- _Your objective_: Your task is to copy each line of the material that includes "Applications".

====

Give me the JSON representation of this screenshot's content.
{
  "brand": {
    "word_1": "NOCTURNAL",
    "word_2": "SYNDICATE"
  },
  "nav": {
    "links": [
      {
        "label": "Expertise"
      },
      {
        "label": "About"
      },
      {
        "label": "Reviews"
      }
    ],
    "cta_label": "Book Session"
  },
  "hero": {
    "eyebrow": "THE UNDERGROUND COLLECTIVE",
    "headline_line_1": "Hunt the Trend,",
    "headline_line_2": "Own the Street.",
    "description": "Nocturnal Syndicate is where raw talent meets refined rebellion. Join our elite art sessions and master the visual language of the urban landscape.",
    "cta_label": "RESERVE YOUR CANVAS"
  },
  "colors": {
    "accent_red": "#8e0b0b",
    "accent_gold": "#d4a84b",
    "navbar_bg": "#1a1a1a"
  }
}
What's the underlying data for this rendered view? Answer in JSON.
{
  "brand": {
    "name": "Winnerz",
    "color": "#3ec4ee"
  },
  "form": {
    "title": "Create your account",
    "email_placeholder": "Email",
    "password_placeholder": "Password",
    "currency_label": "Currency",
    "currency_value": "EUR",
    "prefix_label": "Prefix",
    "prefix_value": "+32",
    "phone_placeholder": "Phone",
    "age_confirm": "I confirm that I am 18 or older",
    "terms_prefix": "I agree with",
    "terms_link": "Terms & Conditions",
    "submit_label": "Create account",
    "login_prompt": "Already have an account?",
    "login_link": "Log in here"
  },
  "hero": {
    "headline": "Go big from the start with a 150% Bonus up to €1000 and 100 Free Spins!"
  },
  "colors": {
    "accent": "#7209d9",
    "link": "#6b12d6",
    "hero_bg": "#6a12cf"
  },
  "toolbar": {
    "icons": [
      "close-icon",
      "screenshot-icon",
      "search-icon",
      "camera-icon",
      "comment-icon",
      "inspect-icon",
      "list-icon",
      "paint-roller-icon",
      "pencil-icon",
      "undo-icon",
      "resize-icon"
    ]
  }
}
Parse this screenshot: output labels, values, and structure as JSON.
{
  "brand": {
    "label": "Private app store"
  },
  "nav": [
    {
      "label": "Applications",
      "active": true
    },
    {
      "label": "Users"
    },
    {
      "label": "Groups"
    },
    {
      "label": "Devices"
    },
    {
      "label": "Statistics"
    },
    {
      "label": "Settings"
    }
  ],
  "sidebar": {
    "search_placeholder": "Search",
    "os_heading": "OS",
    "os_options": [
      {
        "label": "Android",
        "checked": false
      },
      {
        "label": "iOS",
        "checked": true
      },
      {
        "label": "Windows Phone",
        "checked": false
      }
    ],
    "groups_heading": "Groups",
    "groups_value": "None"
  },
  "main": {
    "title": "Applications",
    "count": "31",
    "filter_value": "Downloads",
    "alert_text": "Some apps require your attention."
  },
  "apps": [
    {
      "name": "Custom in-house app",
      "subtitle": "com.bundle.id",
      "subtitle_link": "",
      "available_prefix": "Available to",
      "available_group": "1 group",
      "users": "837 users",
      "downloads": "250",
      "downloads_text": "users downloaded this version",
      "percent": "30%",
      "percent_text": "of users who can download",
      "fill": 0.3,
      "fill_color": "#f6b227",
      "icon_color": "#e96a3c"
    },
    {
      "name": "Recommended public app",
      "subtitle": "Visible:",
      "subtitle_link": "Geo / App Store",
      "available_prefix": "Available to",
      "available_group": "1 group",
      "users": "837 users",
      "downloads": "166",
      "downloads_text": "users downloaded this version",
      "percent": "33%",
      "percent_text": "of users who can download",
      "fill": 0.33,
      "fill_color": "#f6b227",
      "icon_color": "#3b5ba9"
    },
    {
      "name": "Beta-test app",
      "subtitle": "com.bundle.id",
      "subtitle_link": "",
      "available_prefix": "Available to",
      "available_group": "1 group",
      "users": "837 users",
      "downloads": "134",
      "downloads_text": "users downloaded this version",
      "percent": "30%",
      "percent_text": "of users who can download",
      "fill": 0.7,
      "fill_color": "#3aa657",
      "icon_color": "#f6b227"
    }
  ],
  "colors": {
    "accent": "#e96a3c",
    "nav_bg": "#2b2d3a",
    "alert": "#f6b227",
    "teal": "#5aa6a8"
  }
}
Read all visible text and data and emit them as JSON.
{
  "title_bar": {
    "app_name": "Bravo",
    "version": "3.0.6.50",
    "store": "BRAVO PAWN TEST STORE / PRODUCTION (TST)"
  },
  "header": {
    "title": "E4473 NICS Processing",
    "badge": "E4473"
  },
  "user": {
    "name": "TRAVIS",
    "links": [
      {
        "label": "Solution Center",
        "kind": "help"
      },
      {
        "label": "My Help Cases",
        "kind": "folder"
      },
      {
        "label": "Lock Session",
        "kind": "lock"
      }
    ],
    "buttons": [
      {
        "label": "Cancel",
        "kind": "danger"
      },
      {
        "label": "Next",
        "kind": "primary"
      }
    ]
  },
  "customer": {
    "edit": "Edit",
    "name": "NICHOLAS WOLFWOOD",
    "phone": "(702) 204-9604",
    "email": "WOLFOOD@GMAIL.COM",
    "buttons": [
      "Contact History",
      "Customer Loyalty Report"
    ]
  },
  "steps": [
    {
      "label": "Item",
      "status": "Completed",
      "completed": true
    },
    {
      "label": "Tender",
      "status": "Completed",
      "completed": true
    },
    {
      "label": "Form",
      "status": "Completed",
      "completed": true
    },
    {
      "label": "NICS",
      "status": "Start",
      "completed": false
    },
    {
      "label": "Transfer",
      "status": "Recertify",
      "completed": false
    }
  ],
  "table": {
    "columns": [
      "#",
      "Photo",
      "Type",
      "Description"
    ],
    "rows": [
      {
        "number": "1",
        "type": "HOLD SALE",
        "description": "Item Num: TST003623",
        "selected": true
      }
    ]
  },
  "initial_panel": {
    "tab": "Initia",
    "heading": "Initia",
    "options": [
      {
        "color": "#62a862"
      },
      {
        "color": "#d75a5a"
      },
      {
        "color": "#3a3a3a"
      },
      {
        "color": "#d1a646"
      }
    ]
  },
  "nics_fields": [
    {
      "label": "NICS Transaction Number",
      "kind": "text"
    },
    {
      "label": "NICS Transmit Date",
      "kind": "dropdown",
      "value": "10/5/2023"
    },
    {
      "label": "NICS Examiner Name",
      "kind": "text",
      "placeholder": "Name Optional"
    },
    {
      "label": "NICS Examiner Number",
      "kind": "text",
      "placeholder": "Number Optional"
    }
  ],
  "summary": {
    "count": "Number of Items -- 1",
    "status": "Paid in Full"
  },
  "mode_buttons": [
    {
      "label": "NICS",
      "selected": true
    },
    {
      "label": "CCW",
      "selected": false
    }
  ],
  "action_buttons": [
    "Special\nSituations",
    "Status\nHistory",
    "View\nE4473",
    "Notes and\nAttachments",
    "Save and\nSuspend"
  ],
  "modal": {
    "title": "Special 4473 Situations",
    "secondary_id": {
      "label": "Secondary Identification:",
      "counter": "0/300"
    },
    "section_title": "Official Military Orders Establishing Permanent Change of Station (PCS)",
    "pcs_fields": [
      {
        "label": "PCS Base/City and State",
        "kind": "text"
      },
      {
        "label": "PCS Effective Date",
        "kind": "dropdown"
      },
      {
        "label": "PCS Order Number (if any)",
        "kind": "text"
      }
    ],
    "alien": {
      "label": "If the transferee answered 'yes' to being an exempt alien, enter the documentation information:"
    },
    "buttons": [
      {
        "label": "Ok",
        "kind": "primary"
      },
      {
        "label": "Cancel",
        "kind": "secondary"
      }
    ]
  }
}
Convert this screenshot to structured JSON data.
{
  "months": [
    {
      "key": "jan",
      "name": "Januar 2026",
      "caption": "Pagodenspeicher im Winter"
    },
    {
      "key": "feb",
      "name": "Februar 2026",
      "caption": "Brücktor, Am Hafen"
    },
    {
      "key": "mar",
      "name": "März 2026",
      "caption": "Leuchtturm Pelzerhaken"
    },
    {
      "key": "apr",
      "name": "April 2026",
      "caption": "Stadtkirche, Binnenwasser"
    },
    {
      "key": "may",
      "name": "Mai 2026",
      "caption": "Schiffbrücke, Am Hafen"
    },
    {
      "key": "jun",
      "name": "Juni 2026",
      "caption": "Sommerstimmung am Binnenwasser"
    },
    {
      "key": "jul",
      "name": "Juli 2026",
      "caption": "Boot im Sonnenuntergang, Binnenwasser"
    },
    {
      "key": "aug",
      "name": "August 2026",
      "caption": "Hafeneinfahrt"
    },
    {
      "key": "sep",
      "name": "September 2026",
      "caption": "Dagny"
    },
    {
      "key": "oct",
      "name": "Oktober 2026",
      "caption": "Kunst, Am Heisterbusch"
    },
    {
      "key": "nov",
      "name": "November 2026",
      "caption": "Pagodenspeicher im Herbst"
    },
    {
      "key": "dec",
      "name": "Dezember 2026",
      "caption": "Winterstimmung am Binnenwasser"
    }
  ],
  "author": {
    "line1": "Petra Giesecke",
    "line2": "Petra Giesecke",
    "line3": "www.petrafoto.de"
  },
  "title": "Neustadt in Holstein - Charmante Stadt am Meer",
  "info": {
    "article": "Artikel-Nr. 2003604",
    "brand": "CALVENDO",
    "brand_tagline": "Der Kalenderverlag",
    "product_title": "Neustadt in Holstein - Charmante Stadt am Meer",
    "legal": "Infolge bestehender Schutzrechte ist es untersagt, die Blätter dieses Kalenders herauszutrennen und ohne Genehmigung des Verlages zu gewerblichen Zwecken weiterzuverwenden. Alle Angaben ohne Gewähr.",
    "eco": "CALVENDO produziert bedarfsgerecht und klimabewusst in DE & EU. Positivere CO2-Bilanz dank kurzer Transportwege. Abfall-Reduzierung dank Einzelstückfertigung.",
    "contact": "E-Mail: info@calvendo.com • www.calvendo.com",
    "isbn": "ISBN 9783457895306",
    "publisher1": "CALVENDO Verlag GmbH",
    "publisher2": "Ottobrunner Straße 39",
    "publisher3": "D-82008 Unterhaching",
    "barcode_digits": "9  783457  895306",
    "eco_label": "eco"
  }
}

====

- _Answer to the problem_:
      "label": "Applications",
    "title": "Applications",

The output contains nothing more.